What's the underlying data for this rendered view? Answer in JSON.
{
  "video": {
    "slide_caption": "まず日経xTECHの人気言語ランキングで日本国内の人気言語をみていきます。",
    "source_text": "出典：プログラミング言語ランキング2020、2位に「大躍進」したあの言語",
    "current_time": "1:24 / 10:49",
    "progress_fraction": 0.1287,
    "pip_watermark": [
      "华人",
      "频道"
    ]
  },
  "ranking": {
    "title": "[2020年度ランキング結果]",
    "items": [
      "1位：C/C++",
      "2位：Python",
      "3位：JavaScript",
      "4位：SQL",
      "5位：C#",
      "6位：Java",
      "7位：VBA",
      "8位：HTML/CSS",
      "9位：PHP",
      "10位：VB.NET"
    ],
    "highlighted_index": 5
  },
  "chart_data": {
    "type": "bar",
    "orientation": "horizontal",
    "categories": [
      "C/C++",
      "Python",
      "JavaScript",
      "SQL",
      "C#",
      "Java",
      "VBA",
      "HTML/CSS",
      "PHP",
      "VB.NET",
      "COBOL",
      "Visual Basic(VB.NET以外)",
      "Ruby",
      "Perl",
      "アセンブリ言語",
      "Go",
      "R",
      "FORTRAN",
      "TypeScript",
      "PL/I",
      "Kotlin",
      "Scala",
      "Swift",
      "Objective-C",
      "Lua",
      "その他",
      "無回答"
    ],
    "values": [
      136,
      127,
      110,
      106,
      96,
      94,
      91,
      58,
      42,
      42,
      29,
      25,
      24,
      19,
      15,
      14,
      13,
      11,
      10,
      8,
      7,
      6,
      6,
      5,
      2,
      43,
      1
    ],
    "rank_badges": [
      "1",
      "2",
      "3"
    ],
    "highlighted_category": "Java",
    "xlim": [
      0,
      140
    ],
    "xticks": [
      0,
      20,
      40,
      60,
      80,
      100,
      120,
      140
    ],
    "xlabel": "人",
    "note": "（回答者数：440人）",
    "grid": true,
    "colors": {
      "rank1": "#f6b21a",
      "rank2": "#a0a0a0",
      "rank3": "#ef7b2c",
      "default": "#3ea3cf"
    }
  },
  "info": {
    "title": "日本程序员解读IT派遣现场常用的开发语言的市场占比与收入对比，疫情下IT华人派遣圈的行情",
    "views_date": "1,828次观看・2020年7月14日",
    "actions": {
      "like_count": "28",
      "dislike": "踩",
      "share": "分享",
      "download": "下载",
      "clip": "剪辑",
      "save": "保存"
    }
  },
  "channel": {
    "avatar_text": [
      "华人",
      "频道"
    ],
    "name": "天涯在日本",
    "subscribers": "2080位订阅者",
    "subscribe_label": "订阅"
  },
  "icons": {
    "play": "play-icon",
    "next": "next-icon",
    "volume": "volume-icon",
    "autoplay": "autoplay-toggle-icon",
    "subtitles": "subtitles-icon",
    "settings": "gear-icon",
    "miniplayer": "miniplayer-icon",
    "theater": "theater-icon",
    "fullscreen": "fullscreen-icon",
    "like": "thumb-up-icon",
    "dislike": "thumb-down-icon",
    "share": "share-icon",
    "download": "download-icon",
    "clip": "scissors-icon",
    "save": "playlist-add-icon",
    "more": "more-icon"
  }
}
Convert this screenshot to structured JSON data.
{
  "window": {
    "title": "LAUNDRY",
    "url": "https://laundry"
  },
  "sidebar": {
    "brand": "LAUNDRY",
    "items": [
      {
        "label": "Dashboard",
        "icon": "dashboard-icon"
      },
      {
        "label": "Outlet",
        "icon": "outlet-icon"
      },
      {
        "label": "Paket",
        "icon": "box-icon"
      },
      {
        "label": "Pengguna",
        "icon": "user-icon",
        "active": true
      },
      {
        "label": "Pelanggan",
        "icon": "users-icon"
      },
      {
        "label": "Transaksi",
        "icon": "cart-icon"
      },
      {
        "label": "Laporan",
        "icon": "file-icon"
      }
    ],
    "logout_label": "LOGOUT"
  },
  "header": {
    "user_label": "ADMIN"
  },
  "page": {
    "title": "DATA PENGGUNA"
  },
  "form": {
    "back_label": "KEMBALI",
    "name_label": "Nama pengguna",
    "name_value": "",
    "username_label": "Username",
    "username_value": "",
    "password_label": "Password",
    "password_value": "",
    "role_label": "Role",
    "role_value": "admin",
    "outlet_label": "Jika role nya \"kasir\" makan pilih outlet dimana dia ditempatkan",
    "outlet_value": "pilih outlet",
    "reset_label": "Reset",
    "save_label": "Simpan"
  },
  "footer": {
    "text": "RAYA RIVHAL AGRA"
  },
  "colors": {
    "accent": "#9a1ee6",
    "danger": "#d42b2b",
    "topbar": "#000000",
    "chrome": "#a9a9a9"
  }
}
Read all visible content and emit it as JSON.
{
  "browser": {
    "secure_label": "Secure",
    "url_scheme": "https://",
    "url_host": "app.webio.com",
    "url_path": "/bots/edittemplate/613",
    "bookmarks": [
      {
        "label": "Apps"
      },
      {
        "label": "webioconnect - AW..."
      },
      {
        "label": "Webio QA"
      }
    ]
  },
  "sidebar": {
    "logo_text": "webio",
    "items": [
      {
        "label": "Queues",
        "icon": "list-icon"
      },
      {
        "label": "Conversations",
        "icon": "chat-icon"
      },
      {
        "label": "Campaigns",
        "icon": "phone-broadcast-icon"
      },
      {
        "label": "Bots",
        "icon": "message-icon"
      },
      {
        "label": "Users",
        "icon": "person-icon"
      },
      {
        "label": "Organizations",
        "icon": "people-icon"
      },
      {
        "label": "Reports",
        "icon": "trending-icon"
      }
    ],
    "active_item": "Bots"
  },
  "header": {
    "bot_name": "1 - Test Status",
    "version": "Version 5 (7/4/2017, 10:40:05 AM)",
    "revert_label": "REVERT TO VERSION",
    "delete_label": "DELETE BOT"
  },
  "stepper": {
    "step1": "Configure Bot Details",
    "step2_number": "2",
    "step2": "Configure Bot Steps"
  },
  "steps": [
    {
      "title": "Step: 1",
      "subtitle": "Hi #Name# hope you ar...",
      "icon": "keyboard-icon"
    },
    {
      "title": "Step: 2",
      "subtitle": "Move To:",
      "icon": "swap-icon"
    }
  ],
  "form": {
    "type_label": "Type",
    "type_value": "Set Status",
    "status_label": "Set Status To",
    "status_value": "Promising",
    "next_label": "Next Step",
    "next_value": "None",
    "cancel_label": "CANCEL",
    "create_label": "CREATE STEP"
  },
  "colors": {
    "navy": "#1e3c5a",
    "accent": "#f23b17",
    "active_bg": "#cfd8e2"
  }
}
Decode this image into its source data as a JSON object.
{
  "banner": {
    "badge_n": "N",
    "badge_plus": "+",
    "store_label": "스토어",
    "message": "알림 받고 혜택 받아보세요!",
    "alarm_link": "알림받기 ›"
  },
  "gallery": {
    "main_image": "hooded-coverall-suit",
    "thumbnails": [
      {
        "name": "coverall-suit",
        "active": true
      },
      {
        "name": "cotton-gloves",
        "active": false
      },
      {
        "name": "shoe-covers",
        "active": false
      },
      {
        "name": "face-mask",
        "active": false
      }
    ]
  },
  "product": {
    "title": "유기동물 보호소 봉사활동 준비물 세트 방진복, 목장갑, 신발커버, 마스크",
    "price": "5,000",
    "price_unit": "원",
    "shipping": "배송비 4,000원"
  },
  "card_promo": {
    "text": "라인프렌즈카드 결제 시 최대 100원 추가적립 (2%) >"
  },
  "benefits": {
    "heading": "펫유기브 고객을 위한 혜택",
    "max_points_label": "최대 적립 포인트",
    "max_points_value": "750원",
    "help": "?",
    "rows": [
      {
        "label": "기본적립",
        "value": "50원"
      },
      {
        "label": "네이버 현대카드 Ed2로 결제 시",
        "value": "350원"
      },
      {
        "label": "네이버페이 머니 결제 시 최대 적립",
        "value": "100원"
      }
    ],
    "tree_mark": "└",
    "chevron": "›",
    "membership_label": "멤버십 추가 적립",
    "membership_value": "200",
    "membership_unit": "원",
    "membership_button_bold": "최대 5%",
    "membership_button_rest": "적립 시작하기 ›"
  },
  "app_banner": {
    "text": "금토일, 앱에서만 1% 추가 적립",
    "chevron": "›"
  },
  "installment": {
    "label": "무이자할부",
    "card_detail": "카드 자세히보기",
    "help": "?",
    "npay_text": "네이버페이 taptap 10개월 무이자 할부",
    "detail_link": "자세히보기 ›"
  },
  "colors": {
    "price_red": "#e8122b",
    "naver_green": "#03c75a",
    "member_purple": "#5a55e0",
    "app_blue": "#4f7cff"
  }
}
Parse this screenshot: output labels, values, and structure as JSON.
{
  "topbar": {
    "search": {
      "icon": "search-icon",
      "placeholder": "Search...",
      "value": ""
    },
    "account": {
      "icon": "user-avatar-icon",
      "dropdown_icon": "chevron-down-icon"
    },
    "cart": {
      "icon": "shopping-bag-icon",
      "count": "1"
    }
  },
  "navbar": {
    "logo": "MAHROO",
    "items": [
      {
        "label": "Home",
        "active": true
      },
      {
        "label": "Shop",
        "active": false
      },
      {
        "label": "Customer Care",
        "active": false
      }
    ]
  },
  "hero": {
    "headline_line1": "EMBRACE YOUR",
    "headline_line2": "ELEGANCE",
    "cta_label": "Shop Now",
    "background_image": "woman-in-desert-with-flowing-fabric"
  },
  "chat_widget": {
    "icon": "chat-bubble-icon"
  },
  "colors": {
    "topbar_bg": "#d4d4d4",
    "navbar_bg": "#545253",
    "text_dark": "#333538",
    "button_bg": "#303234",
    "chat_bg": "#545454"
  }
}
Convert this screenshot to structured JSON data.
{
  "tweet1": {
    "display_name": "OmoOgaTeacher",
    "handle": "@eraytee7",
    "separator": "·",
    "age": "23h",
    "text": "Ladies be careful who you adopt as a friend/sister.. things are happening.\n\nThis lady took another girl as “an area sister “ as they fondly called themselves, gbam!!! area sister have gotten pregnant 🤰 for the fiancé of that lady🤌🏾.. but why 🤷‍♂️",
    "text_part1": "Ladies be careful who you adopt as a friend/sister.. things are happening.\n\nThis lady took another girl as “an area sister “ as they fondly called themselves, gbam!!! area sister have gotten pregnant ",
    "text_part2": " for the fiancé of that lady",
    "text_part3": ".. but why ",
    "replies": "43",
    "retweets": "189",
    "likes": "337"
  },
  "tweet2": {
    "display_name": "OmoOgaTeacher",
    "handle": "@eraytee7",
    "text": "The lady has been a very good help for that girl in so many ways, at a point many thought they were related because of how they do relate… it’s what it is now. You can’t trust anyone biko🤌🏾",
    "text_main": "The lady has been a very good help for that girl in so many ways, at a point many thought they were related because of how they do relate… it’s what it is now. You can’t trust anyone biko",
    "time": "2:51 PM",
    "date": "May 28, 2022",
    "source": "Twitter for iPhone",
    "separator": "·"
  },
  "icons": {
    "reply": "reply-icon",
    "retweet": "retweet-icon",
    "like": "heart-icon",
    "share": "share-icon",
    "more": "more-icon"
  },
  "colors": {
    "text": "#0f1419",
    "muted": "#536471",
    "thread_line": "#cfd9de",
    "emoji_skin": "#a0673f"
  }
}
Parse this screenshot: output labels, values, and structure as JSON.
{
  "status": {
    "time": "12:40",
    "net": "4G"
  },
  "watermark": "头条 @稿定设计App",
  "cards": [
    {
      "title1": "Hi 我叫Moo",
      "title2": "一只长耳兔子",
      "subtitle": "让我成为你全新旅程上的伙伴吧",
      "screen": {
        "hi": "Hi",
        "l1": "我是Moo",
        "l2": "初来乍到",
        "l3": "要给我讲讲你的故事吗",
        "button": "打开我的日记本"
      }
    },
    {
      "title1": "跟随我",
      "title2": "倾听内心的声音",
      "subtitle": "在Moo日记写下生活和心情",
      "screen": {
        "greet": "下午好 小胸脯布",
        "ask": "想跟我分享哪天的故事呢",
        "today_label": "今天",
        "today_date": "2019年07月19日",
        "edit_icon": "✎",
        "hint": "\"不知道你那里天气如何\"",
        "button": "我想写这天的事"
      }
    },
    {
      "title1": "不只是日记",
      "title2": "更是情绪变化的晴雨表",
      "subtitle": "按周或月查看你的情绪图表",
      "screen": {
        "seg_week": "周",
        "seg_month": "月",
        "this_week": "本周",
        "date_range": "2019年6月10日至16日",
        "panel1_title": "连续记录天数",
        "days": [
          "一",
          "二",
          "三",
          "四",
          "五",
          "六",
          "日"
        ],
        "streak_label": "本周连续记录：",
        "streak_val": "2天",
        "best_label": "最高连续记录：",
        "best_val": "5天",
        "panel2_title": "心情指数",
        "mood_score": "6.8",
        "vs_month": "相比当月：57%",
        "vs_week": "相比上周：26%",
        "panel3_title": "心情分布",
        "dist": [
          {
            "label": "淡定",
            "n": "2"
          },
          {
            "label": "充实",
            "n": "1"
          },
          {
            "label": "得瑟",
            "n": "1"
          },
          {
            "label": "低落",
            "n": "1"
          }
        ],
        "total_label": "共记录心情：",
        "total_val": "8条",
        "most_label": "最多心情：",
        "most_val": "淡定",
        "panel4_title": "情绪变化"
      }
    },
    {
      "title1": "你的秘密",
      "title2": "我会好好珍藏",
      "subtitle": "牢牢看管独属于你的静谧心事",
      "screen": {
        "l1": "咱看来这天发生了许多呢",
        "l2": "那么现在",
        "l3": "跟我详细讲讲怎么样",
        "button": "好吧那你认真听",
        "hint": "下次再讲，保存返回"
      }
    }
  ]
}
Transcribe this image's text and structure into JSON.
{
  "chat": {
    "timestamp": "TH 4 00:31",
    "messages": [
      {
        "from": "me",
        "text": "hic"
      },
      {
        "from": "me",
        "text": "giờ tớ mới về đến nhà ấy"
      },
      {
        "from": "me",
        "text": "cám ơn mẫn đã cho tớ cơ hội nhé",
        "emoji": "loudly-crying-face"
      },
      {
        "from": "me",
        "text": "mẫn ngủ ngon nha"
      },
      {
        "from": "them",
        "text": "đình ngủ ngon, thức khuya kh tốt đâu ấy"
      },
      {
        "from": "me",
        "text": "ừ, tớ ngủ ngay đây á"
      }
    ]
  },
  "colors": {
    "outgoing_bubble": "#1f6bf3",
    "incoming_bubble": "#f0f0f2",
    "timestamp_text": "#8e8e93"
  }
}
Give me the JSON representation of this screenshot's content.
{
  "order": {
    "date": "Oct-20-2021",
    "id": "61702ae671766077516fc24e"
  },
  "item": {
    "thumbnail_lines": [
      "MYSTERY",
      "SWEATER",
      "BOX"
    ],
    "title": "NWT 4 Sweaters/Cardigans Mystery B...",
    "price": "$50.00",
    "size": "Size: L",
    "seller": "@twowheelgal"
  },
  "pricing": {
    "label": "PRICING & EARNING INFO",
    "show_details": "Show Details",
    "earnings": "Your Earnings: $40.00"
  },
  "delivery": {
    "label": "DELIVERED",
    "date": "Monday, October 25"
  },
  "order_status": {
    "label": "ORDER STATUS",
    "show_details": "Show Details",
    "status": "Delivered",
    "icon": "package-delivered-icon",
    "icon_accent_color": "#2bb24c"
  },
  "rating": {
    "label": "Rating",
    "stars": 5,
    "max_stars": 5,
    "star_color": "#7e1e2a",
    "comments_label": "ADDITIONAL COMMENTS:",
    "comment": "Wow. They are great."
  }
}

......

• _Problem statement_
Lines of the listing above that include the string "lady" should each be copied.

• _Answer below_
    "text": "Ladies be careful who you adopt as a friend/sister.. things are happening.\n\nThis lady took another girl as “an area sister “ as they fondly called themselves, gbam!!! area sister have gotten pregnant 🤰 for the fiancé of that lady🤌🏾.. but why 🤷‍♂️",
    "text_part1": "Ladies be careful who you adopt as a friend/sister.. things are happening.\n\nThis lady took another girl as “an area sister “ as they fondly called themselves, gbam!!! area sister have gotten pregnant ",
    "text_part2": " for the fiancé of that lady",
    "text": "The lady has been a very good help for that girl in so many ways, at a point many thought they were related because of how they do relate… it’s what it is now. You can’t trust anyone biko🤌🏾",
    "text_main": "The lady has been a very good help for that girl in so many ways, at a point many thought they were related because of how they do relate… it’s what it is now. You can’t trust anyone biko",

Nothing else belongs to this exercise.